▼

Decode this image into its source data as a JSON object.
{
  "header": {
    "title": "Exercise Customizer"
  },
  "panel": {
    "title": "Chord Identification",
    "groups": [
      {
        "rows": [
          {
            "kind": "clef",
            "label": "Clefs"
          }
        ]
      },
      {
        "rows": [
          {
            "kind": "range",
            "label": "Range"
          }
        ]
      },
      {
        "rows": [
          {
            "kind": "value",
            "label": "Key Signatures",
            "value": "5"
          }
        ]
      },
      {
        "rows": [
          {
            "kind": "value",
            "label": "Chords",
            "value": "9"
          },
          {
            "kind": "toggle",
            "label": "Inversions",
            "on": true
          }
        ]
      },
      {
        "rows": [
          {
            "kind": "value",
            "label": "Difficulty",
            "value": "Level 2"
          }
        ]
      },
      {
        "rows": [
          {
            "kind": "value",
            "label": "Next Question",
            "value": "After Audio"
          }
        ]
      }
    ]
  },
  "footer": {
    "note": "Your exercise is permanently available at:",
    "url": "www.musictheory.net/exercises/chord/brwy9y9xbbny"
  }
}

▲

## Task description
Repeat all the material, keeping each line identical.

## Exercise response
Decode this image into its source data as a JSON object.
{
  "header": {
    "title": "Exercise Customizer"
  },
  "panel": {
    "title": "Chord Identification",
    "groups": [
      {
        "rows": [
          {
            "kind": "clef",
            "label": "Clefs"
          }
        ]
      },
      {
        "rows": [
          {
            "kind": "range",
            "label": "Range"
          }
        ]
      },
      {
        "rows": [
          {
            "kind": "value",
            "label": "Key Signatures",
            "value": "5"
          }
        ]
      },
      {
        "rows": [
          {
            "kind": "value",
            "label": "Chords",
            "value": "9"
          },
          {
            "kind": "toggle",
            "label": "Inversions",
            "on": true
          }
        ]
      },
      {
        "rows": [
          {
            "kind": "value",
            "label": "Difficulty",
            "value": "Level 2"
          }
        ]
      },
      {
        "rows": [
          {
            "kind": "value",
            "label": "Next Question",
            "value": "After Audio"
          }
        ]
      }
    ]
  },
  "footer": {
    "note": "Your exercise is permanently available at:",
    "url": "www.musictheory.net/exercises/chord/brwy9y9xbbny"
  }
}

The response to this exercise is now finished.